START Dataset entries
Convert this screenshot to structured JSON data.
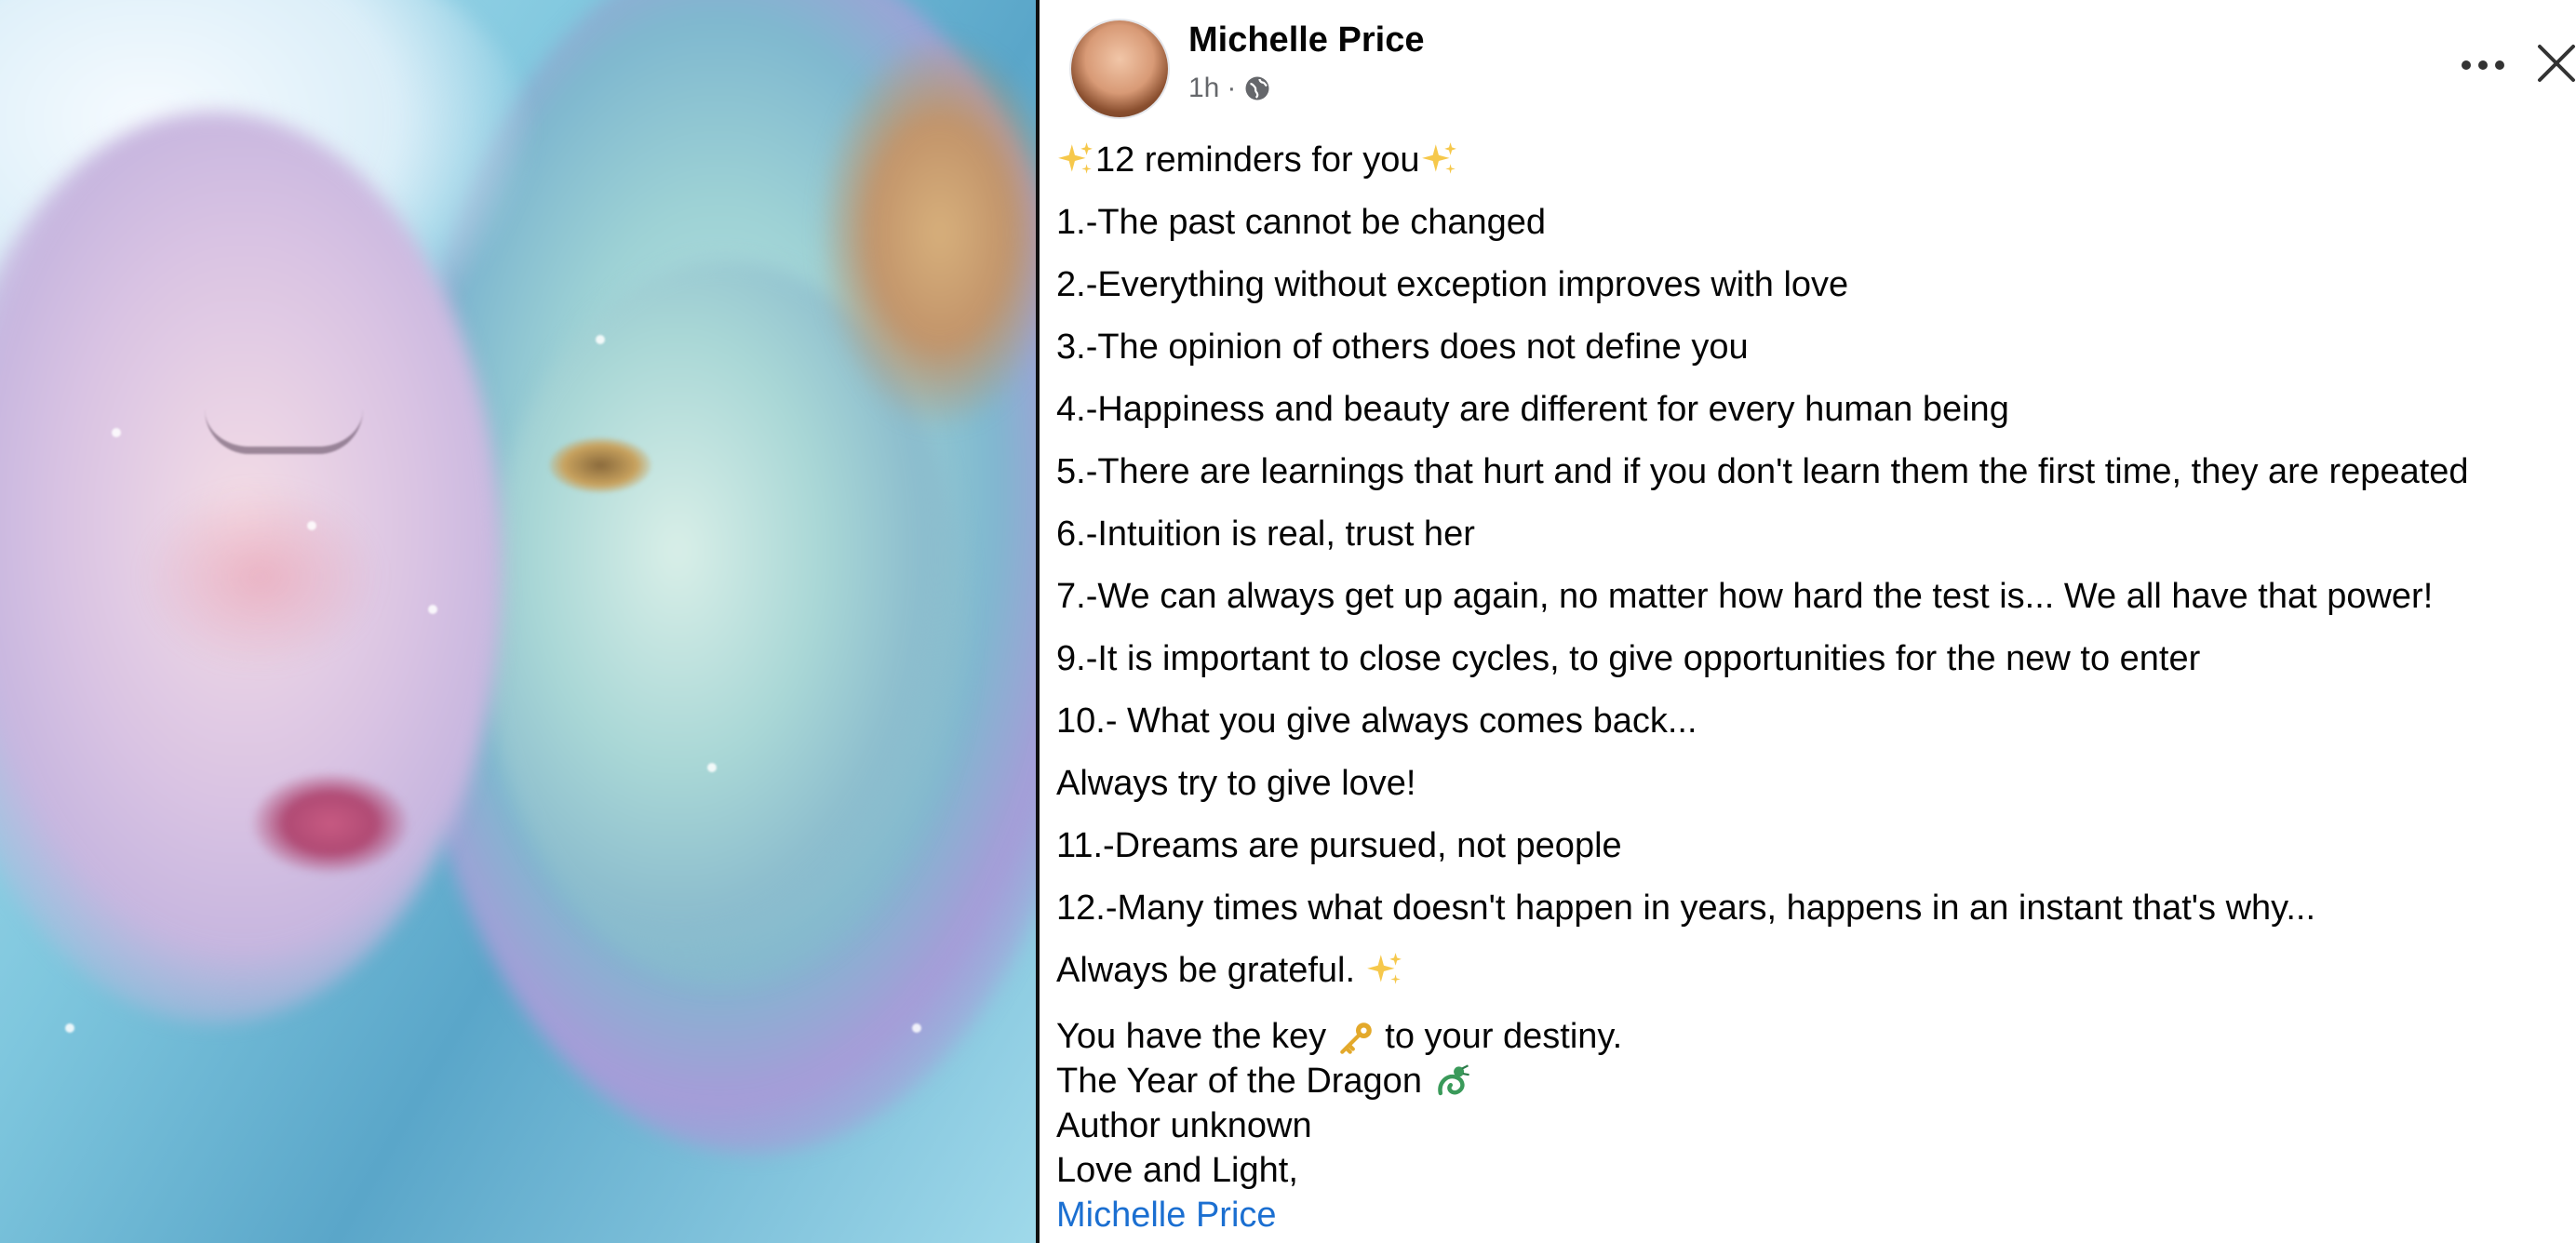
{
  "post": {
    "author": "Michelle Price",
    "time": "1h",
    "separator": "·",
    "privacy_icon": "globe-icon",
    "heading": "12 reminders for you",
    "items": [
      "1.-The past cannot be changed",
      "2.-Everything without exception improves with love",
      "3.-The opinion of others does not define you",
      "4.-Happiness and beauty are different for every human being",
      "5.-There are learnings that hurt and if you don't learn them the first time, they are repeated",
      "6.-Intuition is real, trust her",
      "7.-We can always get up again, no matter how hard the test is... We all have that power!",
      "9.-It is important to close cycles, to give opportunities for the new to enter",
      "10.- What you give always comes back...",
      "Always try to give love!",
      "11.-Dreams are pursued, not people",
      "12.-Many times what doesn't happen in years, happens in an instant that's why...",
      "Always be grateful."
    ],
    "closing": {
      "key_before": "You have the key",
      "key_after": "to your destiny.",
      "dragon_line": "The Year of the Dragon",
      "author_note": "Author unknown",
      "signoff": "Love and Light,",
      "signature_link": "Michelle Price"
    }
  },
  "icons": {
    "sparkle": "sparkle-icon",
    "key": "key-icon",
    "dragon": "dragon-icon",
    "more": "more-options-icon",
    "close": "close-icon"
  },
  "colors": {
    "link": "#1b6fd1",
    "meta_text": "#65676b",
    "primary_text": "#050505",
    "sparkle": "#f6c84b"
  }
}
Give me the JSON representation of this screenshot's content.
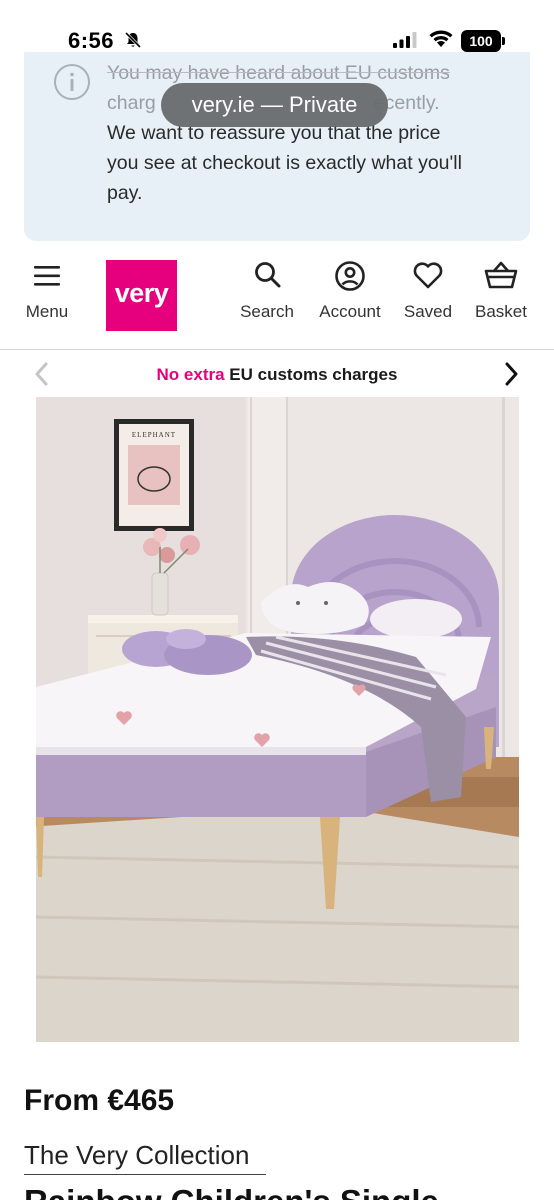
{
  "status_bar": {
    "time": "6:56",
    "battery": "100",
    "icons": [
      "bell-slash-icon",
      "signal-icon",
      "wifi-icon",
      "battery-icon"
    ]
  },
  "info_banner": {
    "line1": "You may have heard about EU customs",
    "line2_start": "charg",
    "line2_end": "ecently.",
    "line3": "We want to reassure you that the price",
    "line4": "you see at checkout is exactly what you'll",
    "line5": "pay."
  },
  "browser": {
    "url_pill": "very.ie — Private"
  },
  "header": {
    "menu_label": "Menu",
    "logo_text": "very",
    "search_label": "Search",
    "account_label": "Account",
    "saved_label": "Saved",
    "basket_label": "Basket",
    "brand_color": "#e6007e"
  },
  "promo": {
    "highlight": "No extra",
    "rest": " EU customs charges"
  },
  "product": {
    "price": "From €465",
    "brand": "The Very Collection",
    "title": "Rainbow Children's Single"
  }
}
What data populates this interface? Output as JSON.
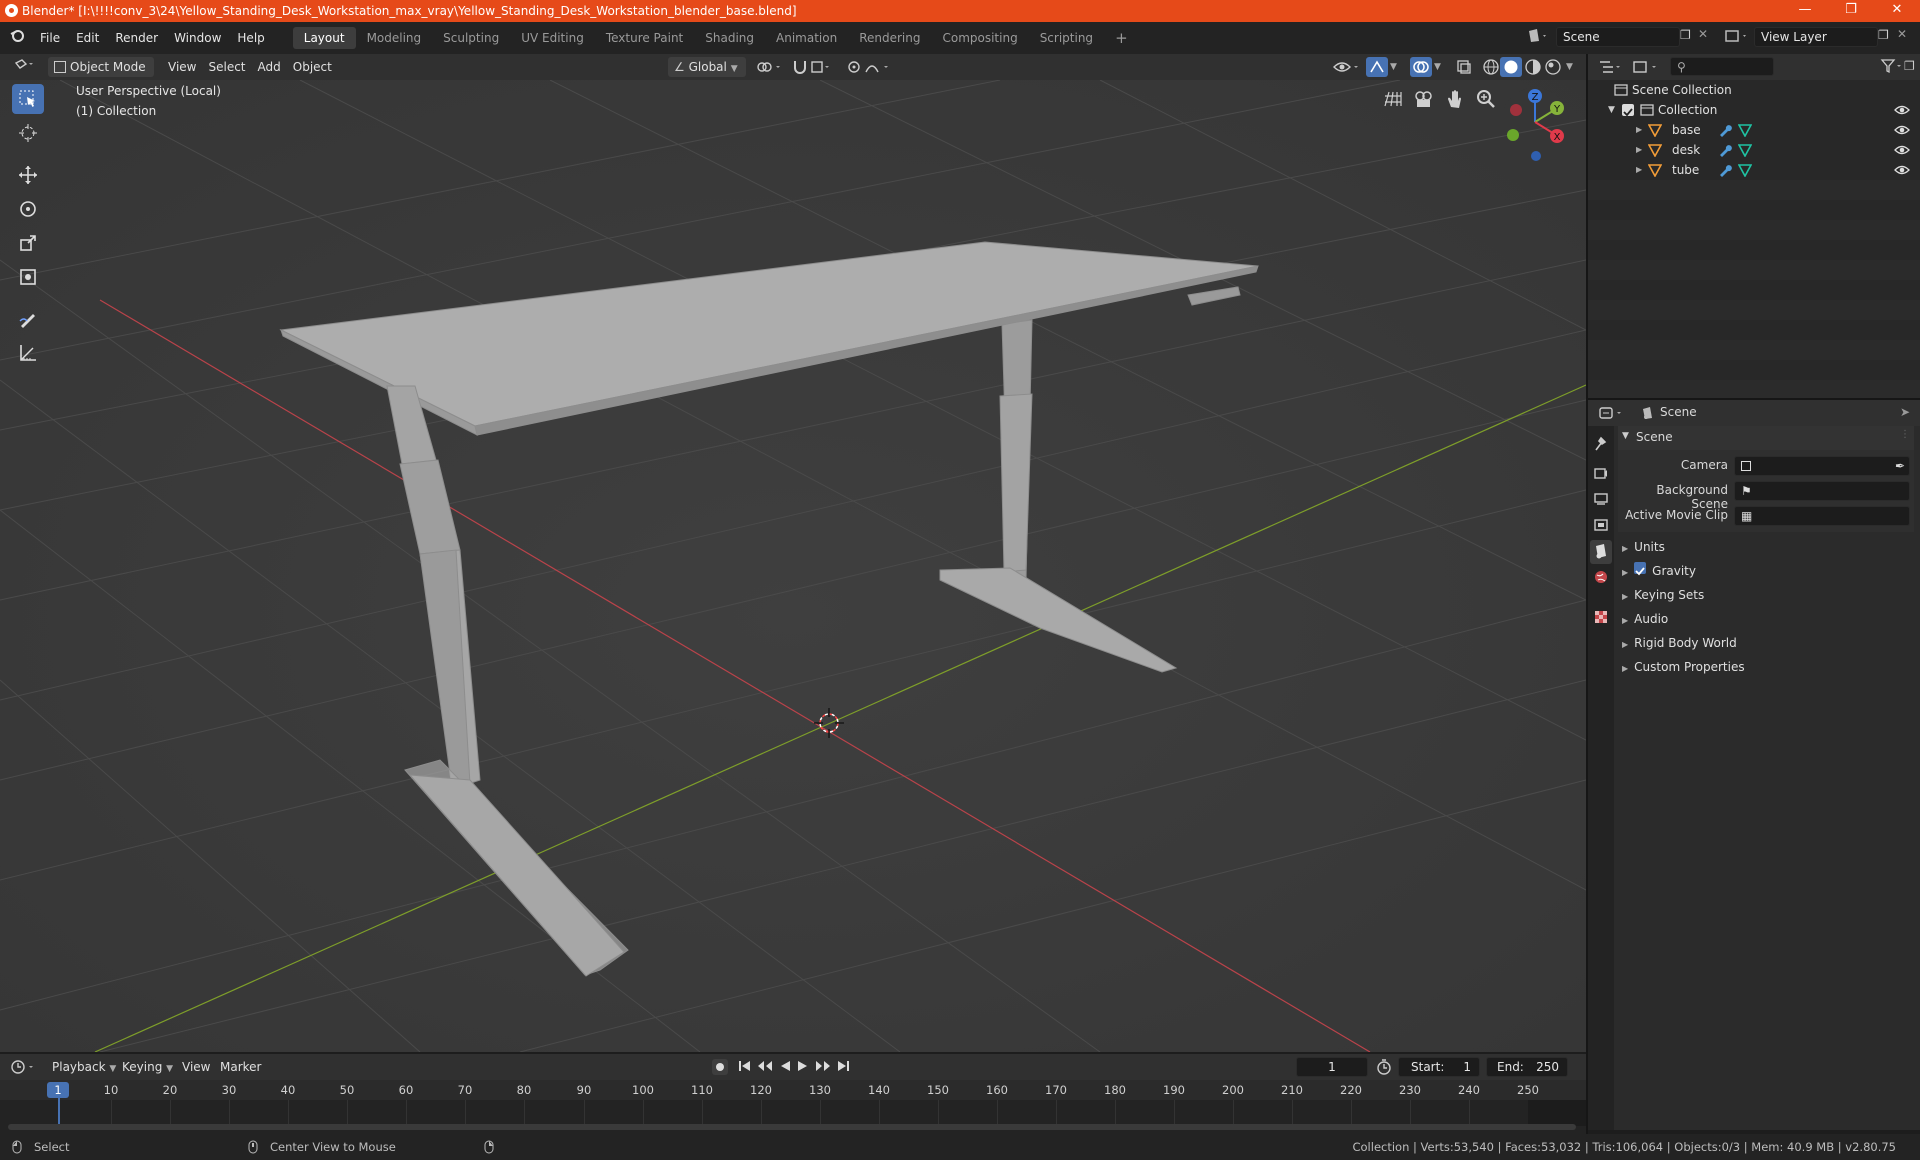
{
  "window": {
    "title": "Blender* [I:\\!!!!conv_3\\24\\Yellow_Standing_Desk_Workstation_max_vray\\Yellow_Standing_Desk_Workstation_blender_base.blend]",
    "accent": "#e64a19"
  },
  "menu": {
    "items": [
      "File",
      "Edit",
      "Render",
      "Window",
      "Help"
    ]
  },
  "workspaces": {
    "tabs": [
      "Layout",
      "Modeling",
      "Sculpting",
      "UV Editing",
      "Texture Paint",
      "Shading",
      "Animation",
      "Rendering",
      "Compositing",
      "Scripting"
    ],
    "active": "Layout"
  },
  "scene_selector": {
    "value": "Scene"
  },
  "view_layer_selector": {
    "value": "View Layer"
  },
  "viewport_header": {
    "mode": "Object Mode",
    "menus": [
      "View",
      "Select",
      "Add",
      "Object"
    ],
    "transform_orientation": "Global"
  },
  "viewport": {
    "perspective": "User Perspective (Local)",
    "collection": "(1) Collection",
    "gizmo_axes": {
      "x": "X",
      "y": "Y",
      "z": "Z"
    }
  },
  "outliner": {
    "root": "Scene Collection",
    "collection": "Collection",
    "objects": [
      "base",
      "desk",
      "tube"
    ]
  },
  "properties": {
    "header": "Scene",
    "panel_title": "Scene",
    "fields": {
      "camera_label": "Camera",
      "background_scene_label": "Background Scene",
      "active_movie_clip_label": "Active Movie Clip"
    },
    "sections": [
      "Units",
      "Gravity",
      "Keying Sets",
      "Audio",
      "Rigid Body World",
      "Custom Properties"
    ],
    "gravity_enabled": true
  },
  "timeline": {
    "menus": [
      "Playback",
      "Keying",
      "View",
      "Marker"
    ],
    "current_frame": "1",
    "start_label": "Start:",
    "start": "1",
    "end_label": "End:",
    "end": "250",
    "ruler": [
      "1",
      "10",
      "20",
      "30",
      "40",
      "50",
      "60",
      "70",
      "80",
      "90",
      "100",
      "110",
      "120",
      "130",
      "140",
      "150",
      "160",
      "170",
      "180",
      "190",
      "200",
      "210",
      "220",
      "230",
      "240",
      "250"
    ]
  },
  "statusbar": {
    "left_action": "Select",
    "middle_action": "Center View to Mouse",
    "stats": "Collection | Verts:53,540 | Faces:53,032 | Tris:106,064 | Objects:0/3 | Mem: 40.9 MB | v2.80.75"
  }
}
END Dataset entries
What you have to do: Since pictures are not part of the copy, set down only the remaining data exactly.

Solution to this problem:
Convert this screenshot to structured JSON data.
{
  "post": {
    "author": "Michelle Price",
    "time": "1h",
    "separator": "·",
    "privacy_icon": "globe-icon",
    "heading": "12 reminders for you",
    "items": [
      "1.-The past cannot be changed",
      "2.-Everything without exception improves with love",
      "3.-The opinion of others does not define you",
      "4.-Happiness and beauty are different for every human being",
      "5.-There are learnings that hurt and if you don't learn them the first time, they are repeated",
      "6.-Intuition is real, trust her",
      "7.-We can always get up again, no matter how hard the test is... We all have that power!",
      "9.-It is important to close cycles, to give opportunities for the new to enter",
      "10.- What you give always comes back...",
      "Always try to give love!",
      "11.-Dreams are pursued, not people",
      "12.-Many times what doesn't happen in years, happens in an instant that's why...",
      "Always be grateful."
    ],
    "closing": {
      "key_before": "You have the key",
      "key_after": "to your destiny.",
      "dragon_line": "The Year of the Dragon",
      "author_note": "Author unknown",
      "signoff": "Love and Light,",
      "signature_link": "Michelle Price"
    }
  },
  "icons": {
    "sparkle": "sparkle-icon",
    "key": "key-icon",
    "dragon": "dragon-icon",
    "more": "more-options-icon",
    "close": "close-icon"
  },
  "colors": {
    "link": "#1b6fd1",
    "meta_text": "#65676b",
    "primary_text": "#050505",
    "sparkle": "#f6c84b"
  }
}
Give me the JSON representation of this screenshot's content.
{
  "status_bar": {
    "time": "6:56",
    "battery": "100",
    "icons": [
      "bell-slash-icon",
      "signal-icon",
      "wifi-icon",
      "battery-icon"
    ]
  },
  "info_banner": {
    "line1": "You may have heard about EU customs",
    "line2_start": "charg",
    "line2_end": "ecently.",
    "line3": "We want to reassure you that the price",
    "line4": "you see at checkout is exactly what you'll",
    "line5": "pay."
  },
  "browser": {
    "url_pill": "very.ie — Private"
  },
  "header": {
    "menu_label": "Menu",
    "logo_text": "very",
    "search_label": "Search",
    "account_label": "Account",
    "saved_label": "Saved",
    "basket_label": "Basket",
    "brand_color": "#e6007e"
  },
  "promo": {
    "highlight": "No extra",
    "rest": " EU customs charges"
  },
  "product": {
    "price": "From €465",
    "brand": "The Very Collection",
    "title": "Rainbow Children's Single"
  }
}
What data populates this interface? Output as JSON.
{
  "window": {
    "title": "Blender* [I:\\!!!!conv_3\\24\\Yellow_Standing_Desk_Workstation_max_vray\\Yellow_Standing_Desk_Workstation_blender_base.blend]",
    "accent": "#e64a19"
  },
  "menu": {
    "items": [
      "File",
      "Edit",
      "Render",
      "Window",
      "Help"
    ]
  },
  "workspaces": {
    "tabs": [
      "Layout",
      "Modeling",
      "Sculpting",
      "UV Editing",
      "Texture Paint",
      "Shading",
      "Animation",
      "Rendering",
      "Compositing",
      "Scripting"
    ],
    "active": "Layout"
  },
  "scene_selector": {
    "value": "Scene"
  },
  "view_layer_selector": {
    "value": "View Layer"
  },
  "viewport_header": {
    "mode": "Object Mode",
    "menus": [
      "View",
      "Select",
      "Add",
      "Object"
    ],
    "transform_orientation": "Global"
  },
  "viewport": {
    "perspective": "User Perspective (Local)",
    "collection": "(1) Collection",
    "gizmo_axes": {
      "x": "X",
      "y": "Y",
      "z": "Z"
    }
  },
  "outliner": {
    "root": "Scene Collection",
    "collection": "Collection",
    "objects": [
      "base",
      "desk",
      "tube"
    ]
  },
  "properties": {
    "header": "Scene",
    "panel_title": "Scene",
    "fields": {
      "camera_label": "Camera",
      "background_scene_label": "Background Scene",
      "active_movie_clip_label": "Active Movie Clip"
    },
    "sections": [
      "Units",
      "Gravity",
      "Keying Sets",
      "Audio",
      "Rigid Body World",
      "Custom Properties"
    ],
    "gravity_enabled": true
  },
  "timeline": {
    "menus": [
      "Playback",
      "Keying",
      "View",
      "Marker"
    ],
    "current_frame": "1",
    "start_label": "Start:",
    "start": "1",
    "end_label": "End:",
    "end": "250",
    "ruler": [
      "1",
      "10",
      "20",
      "30",
      "40",
      "50",
      "60",
      "70",
      "80",
      "90",
      "100",
      "110",
      "120",
      "130",
      "140",
      "150",
      "160",
      "170",
      "180",
      "190",
      "200",
      "210",
      "220",
      "230",
      "240",
      "250"
    ]
  },
  "statusbar": {
    "left_action": "Select",
    "middle_action": "Center View to Mouse",
    "stats": "Collection | Verts:53,540 | Faces:53,032 | Tris:106,064 | Objects:0/3 | Mem: 40.9 MB | v2.80.75"
  }
}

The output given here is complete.